Go line by line through the entries below and copy those containing the string "arrow".

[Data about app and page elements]
**********

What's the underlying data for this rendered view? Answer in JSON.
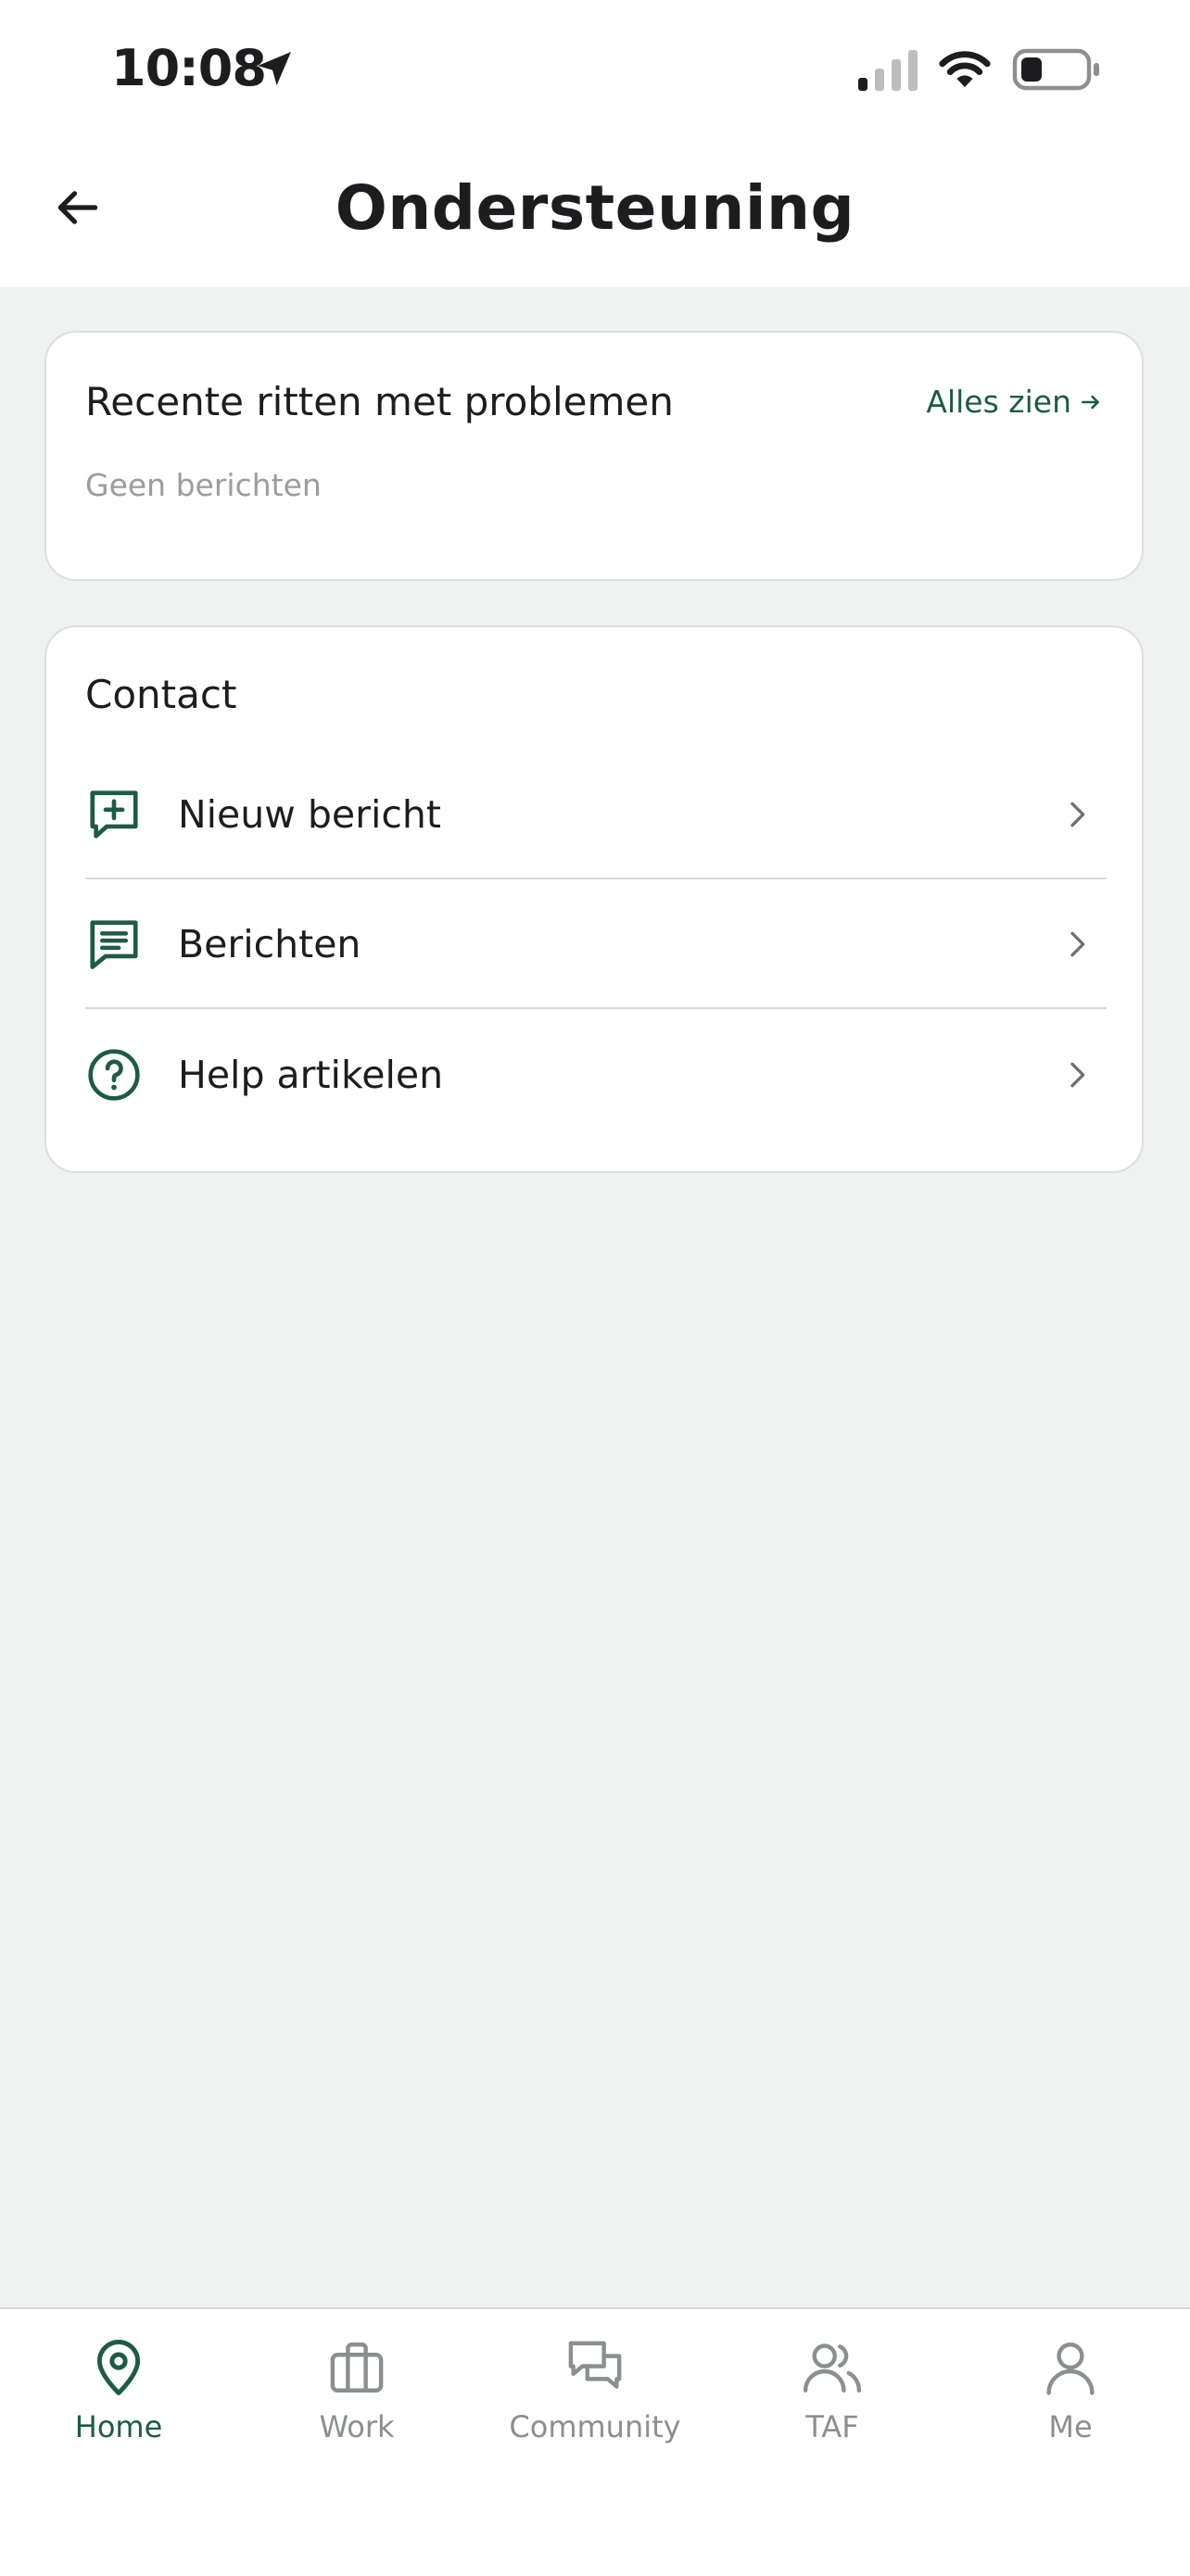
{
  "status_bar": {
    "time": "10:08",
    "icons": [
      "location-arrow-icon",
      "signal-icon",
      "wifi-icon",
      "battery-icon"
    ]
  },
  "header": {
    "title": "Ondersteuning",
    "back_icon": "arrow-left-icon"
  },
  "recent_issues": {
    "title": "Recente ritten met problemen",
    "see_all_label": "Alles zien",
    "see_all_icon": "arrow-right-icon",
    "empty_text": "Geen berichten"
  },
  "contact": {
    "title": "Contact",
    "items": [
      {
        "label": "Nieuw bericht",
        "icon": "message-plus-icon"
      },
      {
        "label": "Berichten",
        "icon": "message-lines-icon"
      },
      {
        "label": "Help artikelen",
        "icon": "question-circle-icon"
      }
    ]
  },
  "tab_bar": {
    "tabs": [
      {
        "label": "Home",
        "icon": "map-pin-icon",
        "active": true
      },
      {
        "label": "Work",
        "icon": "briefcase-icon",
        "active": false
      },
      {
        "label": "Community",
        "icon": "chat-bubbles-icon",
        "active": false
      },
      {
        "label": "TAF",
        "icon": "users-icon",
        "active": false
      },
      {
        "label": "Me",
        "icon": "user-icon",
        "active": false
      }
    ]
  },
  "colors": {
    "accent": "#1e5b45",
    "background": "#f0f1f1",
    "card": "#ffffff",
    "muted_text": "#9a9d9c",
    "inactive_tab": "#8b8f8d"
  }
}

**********

EXERCISE SOLUTION:
      "location-arrow-icon",
    "back_icon": "arrow-left-icon"
    "see_all_icon": "arrow-right-icon",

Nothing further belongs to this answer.